From the article:
DSM diagnoses are based on a consensus about clusters of clinical symptoms, not any objective laboratory measure. In the rest of medicine, this would be equivalent to creating diagnostic systems based on the nature of chest pain or the quality of fever. (Thomas R. Insel, M.D., Director of the National Institute of Mental Health)
I think this is very good news. Notice how it changes the semiotics of mental illness. A better paradigm for mental illness is that intolerable stress causes a wide variety of symptoms in people. A major stressor of this type is, of course, interpersonal stress. FIML cannot by any stretch of the imagination fix all mental illness, but it can help suitable partners greatly reduce interpersonal stress.
Edit: Yesterday, I read reasonable objections to Insel’s statement to the effect that we are not able to obtain “laboratory measure(s),” or biological markers, for all mental illness. I completely agree with this objection.
The synthesis of the two points of view (Insel v/ the DSM) seems to me to be that drugs should only be very guardedly prescribed, if they are prescribed at all, in situations where there are no “laboratory measures” or biological markers (both are fairly vague terms).

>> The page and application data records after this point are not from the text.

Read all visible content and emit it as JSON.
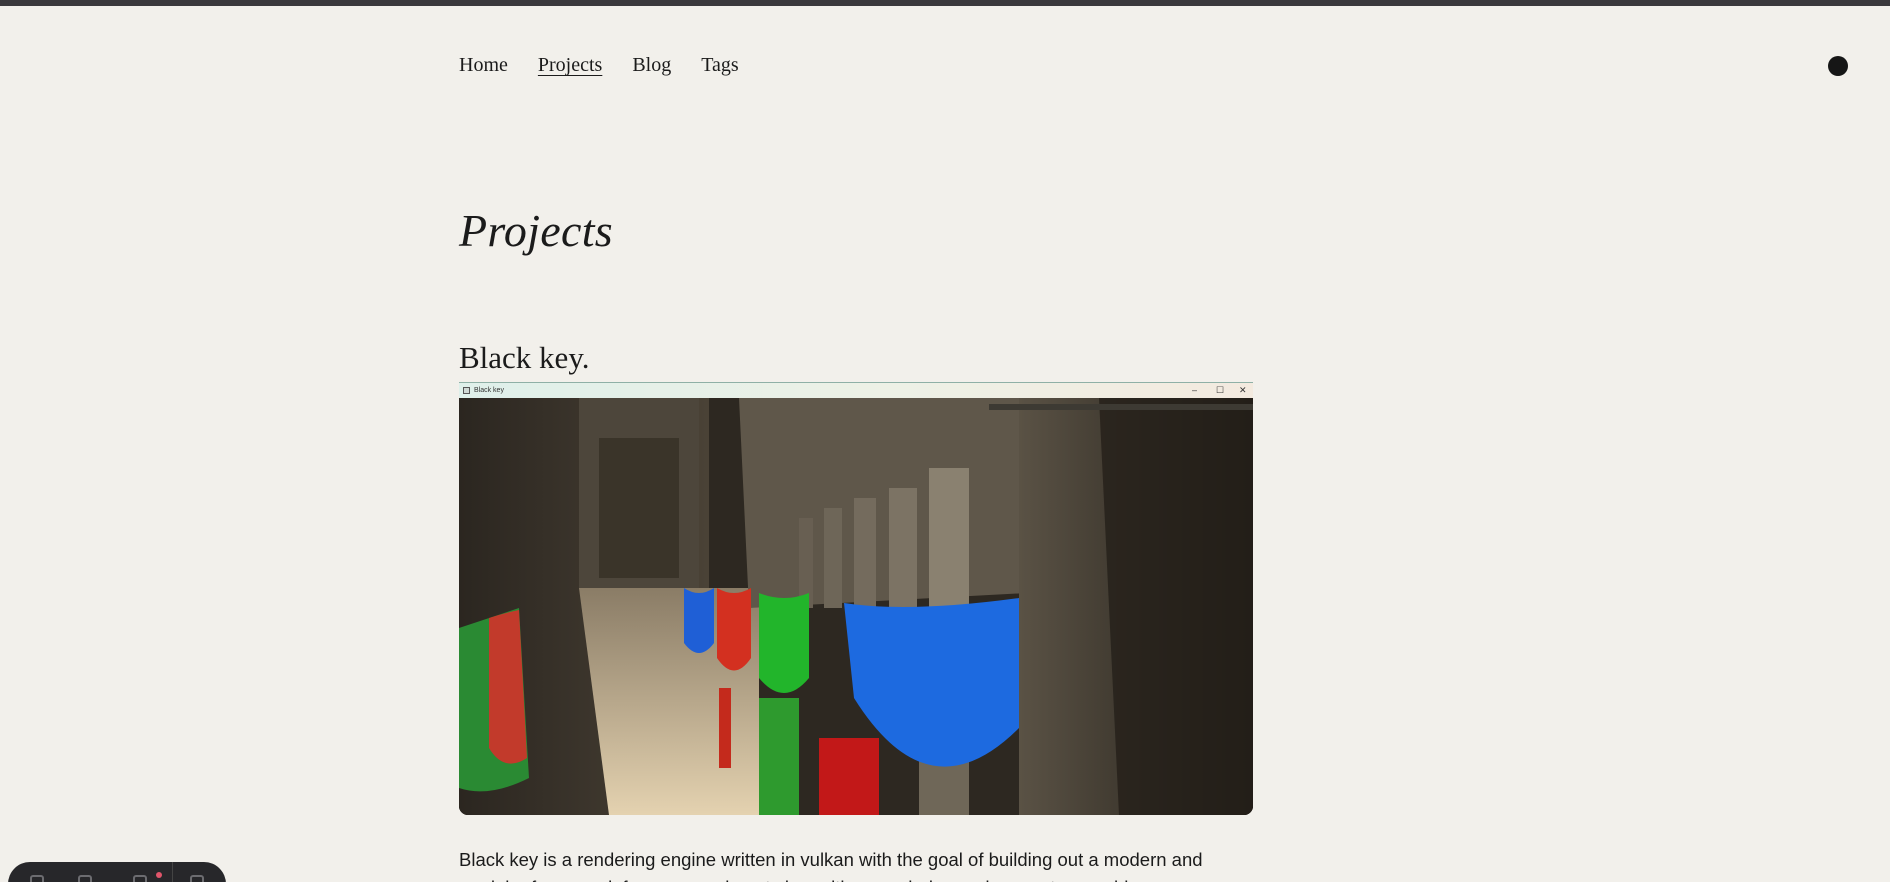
{
  "nav": {
    "items": [
      {
        "label": "Home",
        "active": false
      },
      {
        "label": "Projects",
        "active": true
      },
      {
        "label": "Blog",
        "active": false
      },
      {
        "label": "Tags",
        "active": false
      }
    ]
  },
  "theme_toggle": {
    "icon": "theme-toggle-dot-icon",
    "color": "#161616"
  },
  "page": {
    "title": "Projects"
  },
  "project": {
    "title": "Black key.",
    "screenshot": {
      "window_title": "Black key",
      "controls": [
        "–",
        "☐",
        "✕"
      ]
    },
    "description": "Black key is a rendering engine written in vulkan with the goal of building out a modern and modular framework for my experiments in realtime rendering and computer graphics."
  },
  "colors": {
    "background": "#f2f0eb",
    "text": "#1b1b1b",
    "top_strip": "#3a393c",
    "dock": "#27272a"
  },
  "dock": {
    "icons": [
      "dock-app-icon",
      "dock-settings-icon",
      "dock-menu-icon",
      "dock-extension-icon"
    ]
  }
}
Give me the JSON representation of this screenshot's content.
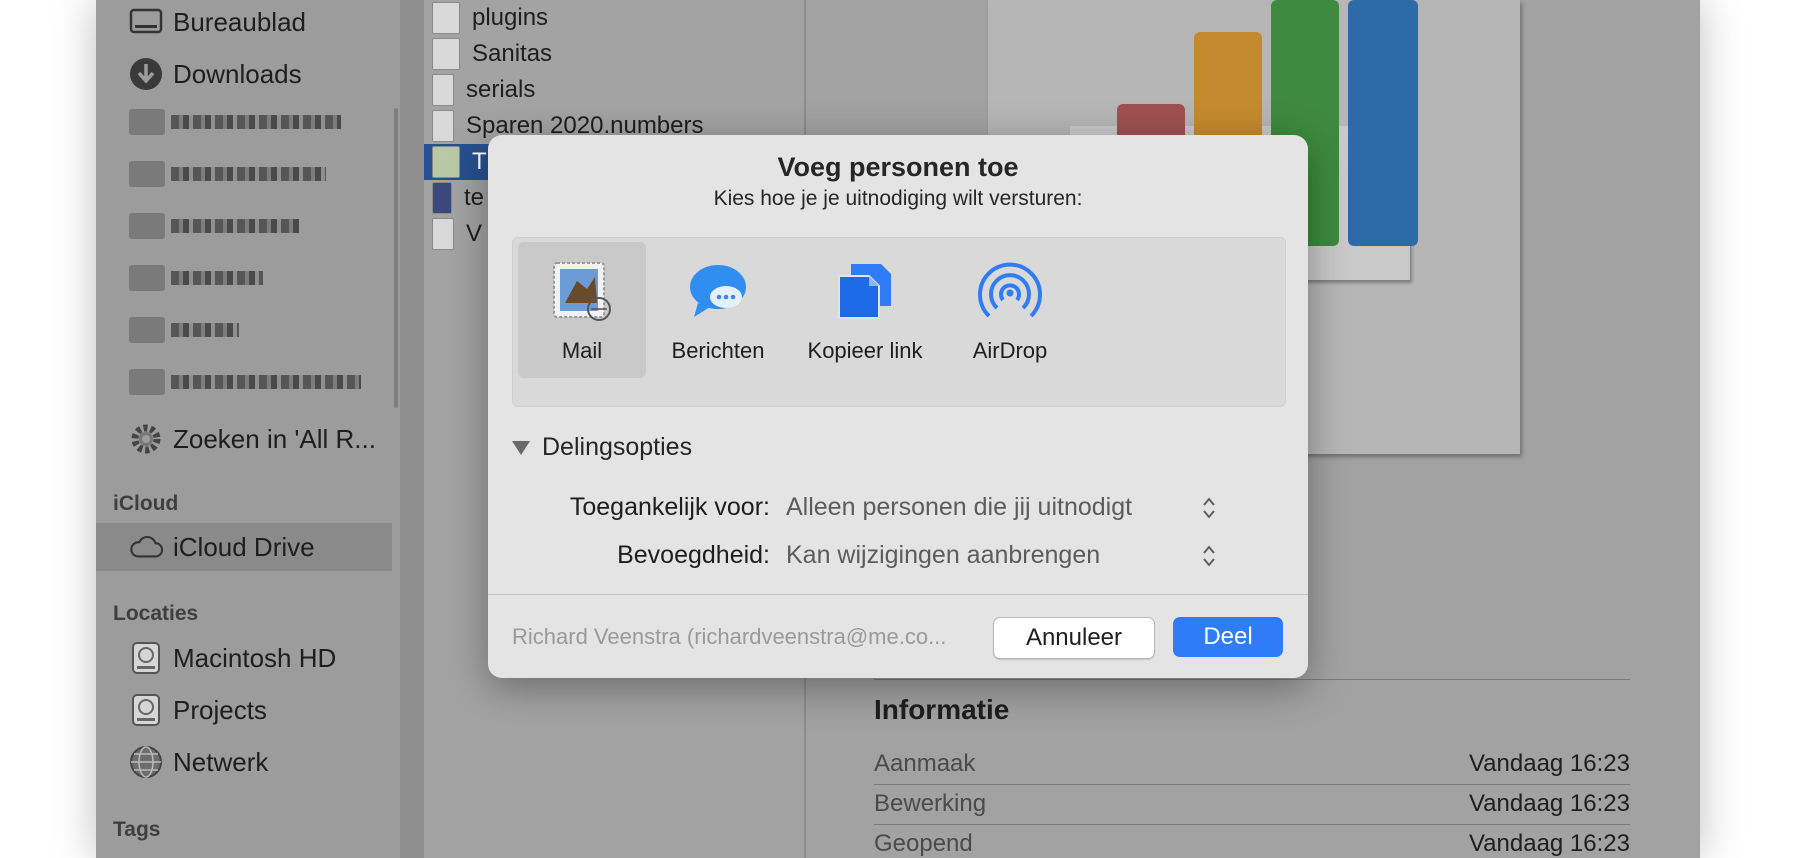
{
  "sidebar": {
    "favorites": [
      {
        "label": "Bureaublad",
        "icon": "desktop-icon"
      },
      {
        "label": "Downloads",
        "icon": "download-icon"
      }
    ],
    "search_item": {
      "label": "Zoeken in 'All R...",
      "icon": "gear-icon"
    },
    "icloud_header": "iCloud",
    "icloud_drive": {
      "label": "iCloud Drive",
      "icon": "cloud-icon"
    },
    "locations_header": "Locaties",
    "locations": [
      {
        "label": "Macintosh HD",
        "icon": "disk-icon"
      },
      {
        "label": "Projects",
        "icon": "disk-icon"
      },
      {
        "label": "Netwerk",
        "icon": "globe-icon"
      }
    ],
    "tags_header": "Tags"
  },
  "files": [
    {
      "name": "plugins"
    },
    {
      "name": "Sanitas"
    },
    {
      "name": "serials"
    },
    {
      "name": "Sparen 2020.numbers"
    },
    {
      "name": "T"
    },
    {
      "name": "te"
    },
    {
      "name": "V"
    }
  ],
  "preview": {
    "info_title": "Informatie",
    "rows": [
      {
        "key": "Aanmaak",
        "value": "Vandaag 16:23"
      },
      {
        "key": "Bewerking",
        "value": "Vandaag 16:23"
      },
      {
        "key": "Geopend",
        "value": "Vandaag 16:23"
      }
    ]
  },
  "dialog": {
    "title": "Voeg personen toe",
    "subtitle": "Kies hoe je je uitnodiging wilt versturen:",
    "methods": [
      {
        "label": "Mail",
        "icon": "mail-icon",
        "selected": true
      },
      {
        "label": "Berichten",
        "icon": "messages-icon",
        "selected": false
      },
      {
        "label": "Kopieer link",
        "icon": "copy-link-icon",
        "selected": false
      },
      {
        "label": "AirDrop",
        "icon": "airdrop-icon",
        "selected": false
      }
    ],
    "options_header": "Delingsopties",
    "access_label": "Toegankelijk voor:",
    "access_value": "Alleen personen die jij uitnodigt",
    "permission_label": "Bevoegdheid:",
    "permission_value": "Kan wijzigingen aanbrengen",
    "account": "Richard Veenstra (richardveenstra@me.co...",
    "cancel_label": "Annuleer",
    "share_label": "Deel"
  },
  "colors": {
    "accent": "#2f7cf6",
    "selection": "#27508f"
  }
}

Does interpersonal stress produce biological markers? I bet it does. Does interpersonal stress of the type that can probably be cured by FIML practice produce biological markers? I bet it does. But I also bet that it would be far better to try FIML, or something else, long before resorting to drug therapy.

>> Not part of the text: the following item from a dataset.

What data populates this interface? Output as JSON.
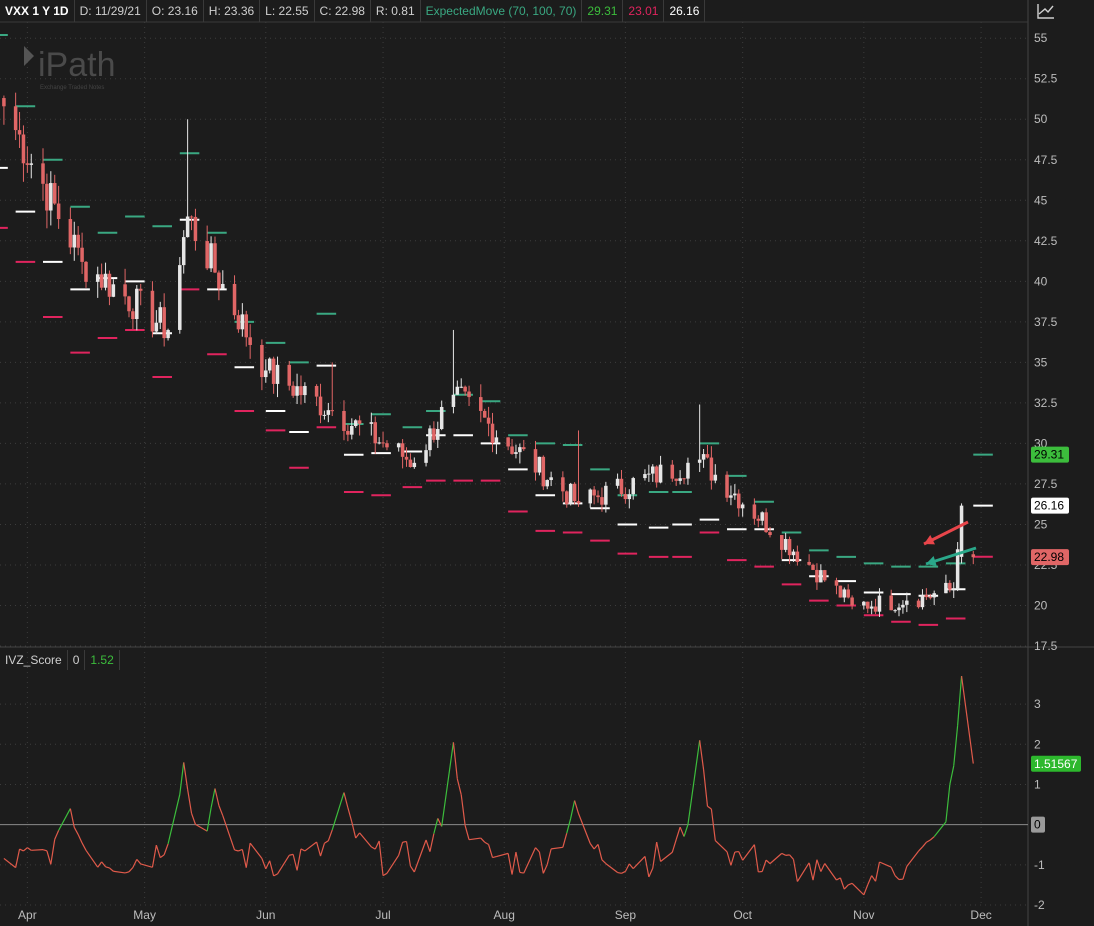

Another point: I believe it is probably healthy to feel nervous, anxious, depressed, repulsed, etc. when around people who communicate dishonestly, manipulatively, or with strong ulterior motives. Since I also believe that most people communicate pretty badly, it actually seems to me that many psychological “problems” are thus healthy, valuable responses.